** Study material follows **
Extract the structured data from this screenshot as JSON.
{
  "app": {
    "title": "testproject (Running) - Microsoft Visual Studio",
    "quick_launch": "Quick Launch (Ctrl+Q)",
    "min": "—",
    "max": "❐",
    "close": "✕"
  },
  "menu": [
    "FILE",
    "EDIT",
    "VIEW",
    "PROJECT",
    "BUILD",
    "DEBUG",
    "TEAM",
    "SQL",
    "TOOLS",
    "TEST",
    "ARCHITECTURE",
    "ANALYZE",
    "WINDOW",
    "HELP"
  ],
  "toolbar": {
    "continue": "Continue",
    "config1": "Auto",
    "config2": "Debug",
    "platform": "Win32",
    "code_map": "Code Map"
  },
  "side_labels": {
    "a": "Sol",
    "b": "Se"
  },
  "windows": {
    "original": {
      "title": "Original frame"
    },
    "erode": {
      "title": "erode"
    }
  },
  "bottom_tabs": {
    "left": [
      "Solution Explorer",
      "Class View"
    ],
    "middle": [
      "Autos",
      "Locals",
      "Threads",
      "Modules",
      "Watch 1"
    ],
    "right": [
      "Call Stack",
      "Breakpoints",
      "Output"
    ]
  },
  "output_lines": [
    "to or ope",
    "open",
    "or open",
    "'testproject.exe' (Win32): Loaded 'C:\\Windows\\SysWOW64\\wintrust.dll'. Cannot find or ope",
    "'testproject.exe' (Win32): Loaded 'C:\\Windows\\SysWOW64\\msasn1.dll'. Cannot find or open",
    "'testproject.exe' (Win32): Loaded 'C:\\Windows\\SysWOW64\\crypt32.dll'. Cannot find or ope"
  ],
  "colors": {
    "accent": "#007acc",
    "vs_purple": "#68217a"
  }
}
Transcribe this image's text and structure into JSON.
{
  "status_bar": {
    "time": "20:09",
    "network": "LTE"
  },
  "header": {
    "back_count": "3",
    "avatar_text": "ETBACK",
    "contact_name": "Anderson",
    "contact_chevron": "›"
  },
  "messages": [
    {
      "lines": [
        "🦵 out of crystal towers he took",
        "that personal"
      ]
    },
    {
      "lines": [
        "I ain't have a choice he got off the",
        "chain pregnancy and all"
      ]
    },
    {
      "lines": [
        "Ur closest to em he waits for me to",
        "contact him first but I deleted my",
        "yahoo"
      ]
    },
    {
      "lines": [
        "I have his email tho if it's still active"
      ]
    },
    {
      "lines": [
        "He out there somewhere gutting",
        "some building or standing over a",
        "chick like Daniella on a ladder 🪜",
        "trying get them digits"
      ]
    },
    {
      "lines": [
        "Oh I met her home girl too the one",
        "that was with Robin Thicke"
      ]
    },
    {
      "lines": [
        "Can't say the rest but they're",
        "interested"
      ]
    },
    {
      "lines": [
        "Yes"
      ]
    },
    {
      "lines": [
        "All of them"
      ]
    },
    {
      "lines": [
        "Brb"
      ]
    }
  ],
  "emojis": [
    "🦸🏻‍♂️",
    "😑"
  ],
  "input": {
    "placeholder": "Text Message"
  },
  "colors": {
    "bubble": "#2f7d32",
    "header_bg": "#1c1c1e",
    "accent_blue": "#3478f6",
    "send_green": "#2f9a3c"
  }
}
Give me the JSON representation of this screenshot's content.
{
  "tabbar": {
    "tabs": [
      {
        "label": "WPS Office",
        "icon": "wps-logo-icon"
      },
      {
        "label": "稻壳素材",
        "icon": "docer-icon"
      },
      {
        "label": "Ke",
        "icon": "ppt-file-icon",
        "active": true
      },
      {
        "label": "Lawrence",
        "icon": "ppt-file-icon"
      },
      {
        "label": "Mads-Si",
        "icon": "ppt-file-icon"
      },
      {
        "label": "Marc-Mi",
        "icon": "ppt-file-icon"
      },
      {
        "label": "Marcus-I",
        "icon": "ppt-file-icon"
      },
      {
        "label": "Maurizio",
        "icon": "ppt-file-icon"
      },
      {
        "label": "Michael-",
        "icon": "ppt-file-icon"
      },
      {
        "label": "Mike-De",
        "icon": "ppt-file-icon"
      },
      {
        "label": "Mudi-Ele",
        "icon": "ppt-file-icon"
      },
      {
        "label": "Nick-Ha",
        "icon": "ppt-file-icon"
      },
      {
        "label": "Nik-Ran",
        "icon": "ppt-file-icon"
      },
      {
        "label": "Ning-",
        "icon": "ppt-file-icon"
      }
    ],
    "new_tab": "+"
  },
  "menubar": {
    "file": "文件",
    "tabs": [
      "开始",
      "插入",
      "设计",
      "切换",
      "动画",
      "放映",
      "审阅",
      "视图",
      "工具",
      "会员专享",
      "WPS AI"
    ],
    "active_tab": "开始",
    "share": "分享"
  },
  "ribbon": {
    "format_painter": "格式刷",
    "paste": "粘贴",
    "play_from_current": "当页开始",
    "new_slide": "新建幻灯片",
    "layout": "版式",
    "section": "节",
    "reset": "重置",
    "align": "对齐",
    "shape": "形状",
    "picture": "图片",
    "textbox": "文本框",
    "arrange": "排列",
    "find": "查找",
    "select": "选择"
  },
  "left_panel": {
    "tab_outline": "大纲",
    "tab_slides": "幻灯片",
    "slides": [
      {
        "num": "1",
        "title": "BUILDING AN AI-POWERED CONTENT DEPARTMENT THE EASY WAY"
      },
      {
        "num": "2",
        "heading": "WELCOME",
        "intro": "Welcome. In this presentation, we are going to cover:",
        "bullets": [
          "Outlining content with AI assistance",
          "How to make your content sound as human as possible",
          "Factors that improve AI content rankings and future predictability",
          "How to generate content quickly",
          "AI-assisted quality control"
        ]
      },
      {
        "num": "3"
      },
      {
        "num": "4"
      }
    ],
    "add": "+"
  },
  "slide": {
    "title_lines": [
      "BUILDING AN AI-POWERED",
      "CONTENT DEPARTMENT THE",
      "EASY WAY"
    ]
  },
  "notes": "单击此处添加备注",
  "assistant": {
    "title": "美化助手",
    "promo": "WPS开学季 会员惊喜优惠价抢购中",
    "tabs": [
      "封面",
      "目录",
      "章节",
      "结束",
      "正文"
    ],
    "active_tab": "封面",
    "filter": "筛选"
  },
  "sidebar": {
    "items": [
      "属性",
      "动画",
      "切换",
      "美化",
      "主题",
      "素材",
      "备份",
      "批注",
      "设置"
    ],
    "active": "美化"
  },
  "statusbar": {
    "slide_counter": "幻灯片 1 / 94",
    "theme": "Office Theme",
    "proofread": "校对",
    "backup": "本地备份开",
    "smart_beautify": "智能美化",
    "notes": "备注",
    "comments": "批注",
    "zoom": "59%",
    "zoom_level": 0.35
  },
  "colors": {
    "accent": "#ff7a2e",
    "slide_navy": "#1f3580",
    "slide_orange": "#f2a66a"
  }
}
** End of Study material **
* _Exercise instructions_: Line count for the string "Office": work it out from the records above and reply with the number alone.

* _Exercise answer_: 2